On July 20, the University of Michigan in Ann Arbor opened Mcity, a 32-acre simulated urban and suburban controlled environment, designed specifically to test the potential of connected and automated vehicle technologies.
The $6.5 million project comprises a five-mile stretch of roads, some of them up to five lanes. Mcity includes rearrangeable architecture such as buildings, streetlights, parked cars, traffic lights and stop signs, sidewalks, and other obstacles. Robotic pedestrians and mechanized bikes roam throughout Mcity.
The miniature city is developed and designed by the university’s two-year-old Interdisciplinary Mobility Transformation Center, a partnership of several automotive companies, the Michigan Department of Transportation, researchers from UM’s Transportation Research Institute, and its College of Engineering.
“The initiative demonstrates the great potential in working with partners outside the University to address compelling issues of broad impact,” said UM’s president Mark Schlissel. NPR reports that 15 companies, which include Ford, GM, and Nissan, paid $1 million each to help build Mcity.
Companies like Google, Toyota, Uber, and Apple have been working on self-driving technologies that rely on GPS, radar and remote sensors known as LIDAR. So far the test results have been impressive, albeit in a limited sense. Experts anticipate that driverless streets and highways could be a common reality within the next 10 to 15 years. The real challenge, though, is getting driverless cars to react to and interact with how humans drive.
Google, which began its self-driving project in 2009, currently averages 10,000 autonomous miles per week on public streets. Over six years of testing through May 2015, its driverless vehicles had been involved in 12 minor accidents during more than 1.8 million miles of autonomous and manual driving combined. “Not once was the self-driving car the cause of the accident,” claims Google in a recent progress report. However, Google’s test cars rarely go beyond 25 miles per hour and so far have been limited to roads the car’s computers have already analyzed.
As the New York Times reported earlier this month, autonomous vehicles right now are programmed to drive overly cautiously, compared with humans’ typically aggressive driving habits. Autonomous cars “have to learn to be aggressive in the right amount, and the right amount depends on the culture,” Donald Norman, director of the Design Lab and the University of California, San Diego was quoted as saying.
Mcity, then, provides a testing ground for driverless cars in unpredictable conditions.
“There are many challenges ahead as automated vehicles are increasingly deployed on real roadways,” explains Peter Sweatman, director of the U-M Mobility Transformation Center. “Mcity is a safe, controlled and realistic environment where we are going to figure out how the incredible potential of connected and automated vehicles can be realized quickly, efficiently and safely.”

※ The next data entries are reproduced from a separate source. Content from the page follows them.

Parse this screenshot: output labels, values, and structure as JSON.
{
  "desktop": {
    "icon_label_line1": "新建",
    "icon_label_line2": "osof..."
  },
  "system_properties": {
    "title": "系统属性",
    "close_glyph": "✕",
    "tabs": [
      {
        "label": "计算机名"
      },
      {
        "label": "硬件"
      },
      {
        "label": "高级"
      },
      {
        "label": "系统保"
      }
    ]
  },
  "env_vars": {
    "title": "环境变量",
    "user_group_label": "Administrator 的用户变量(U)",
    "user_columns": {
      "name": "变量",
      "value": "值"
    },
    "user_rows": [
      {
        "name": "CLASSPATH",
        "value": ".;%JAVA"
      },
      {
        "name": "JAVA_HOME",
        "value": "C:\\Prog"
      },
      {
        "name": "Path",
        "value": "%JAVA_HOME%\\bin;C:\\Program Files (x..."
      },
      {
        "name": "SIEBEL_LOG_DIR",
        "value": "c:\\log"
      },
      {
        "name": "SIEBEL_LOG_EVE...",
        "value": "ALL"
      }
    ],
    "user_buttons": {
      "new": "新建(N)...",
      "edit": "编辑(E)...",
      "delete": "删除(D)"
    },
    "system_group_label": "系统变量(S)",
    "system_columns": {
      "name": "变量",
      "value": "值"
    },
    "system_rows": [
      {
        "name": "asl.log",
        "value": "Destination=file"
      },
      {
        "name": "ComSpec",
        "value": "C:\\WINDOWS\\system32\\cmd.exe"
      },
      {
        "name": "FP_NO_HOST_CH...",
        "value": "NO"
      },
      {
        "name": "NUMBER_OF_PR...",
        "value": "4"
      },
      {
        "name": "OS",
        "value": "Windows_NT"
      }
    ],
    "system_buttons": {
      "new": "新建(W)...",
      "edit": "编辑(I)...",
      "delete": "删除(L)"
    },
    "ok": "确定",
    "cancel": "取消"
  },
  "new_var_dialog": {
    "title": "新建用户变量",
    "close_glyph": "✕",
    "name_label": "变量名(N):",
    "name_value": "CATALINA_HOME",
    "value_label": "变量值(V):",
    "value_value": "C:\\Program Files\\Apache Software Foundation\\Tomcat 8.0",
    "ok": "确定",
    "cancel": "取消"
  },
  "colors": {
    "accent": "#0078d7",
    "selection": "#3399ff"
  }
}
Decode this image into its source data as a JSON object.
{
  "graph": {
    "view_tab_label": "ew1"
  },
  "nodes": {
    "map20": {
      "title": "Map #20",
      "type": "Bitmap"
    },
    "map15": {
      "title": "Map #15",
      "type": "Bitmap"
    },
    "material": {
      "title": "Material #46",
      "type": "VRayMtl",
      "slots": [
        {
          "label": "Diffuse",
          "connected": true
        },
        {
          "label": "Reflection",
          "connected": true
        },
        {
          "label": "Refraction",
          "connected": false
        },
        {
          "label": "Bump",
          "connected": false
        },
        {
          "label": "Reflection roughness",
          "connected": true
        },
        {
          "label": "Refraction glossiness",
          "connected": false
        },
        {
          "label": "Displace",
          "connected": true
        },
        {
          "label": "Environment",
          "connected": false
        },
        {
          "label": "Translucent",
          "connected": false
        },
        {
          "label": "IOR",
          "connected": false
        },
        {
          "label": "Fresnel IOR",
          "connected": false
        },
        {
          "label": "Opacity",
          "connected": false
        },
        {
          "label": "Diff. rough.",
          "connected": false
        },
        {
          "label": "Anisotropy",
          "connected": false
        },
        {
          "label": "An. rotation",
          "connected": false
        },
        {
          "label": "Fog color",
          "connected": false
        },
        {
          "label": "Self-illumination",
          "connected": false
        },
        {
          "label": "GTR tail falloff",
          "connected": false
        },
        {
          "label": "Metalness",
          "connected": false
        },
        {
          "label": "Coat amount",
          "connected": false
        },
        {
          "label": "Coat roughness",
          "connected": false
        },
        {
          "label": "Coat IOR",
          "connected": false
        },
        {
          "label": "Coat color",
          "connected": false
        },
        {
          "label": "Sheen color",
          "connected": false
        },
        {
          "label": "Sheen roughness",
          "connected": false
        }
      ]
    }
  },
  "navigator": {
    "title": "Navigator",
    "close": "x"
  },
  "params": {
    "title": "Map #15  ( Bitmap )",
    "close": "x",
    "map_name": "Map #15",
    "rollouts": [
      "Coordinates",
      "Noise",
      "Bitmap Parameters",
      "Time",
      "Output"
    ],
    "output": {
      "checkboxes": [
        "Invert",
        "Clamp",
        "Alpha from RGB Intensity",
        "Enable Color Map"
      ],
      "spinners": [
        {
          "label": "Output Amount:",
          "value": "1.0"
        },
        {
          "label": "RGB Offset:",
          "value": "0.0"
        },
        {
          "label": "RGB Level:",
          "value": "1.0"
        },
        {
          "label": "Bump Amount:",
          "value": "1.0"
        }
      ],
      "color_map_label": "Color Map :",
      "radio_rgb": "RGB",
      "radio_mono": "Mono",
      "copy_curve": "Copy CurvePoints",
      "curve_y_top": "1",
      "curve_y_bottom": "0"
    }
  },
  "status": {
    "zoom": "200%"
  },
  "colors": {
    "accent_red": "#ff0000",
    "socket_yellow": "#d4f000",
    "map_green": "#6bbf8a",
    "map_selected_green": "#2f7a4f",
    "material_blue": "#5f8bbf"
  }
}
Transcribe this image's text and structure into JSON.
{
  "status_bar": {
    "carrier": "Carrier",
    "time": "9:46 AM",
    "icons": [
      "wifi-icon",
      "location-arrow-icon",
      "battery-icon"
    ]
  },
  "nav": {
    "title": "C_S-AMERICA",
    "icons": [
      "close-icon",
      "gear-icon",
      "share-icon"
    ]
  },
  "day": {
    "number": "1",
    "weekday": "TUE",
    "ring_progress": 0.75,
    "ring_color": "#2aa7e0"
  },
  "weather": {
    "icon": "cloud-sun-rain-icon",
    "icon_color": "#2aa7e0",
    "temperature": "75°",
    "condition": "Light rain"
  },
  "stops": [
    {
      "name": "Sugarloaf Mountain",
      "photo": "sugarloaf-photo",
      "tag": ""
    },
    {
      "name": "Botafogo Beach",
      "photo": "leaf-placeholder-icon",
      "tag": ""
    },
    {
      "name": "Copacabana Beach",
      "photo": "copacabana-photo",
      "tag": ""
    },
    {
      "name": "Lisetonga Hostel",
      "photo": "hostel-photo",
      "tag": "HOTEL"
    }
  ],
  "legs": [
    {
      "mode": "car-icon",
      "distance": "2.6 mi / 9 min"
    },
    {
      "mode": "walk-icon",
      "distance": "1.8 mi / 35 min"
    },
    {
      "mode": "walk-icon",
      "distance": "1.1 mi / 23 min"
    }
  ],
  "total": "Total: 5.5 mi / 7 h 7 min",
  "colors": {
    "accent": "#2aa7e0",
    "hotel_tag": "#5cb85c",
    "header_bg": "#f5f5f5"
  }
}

NPR quotes university researchers who are hoping to have 20 to 30 automated cars driving around Ann Arbor’s streets within the next six years.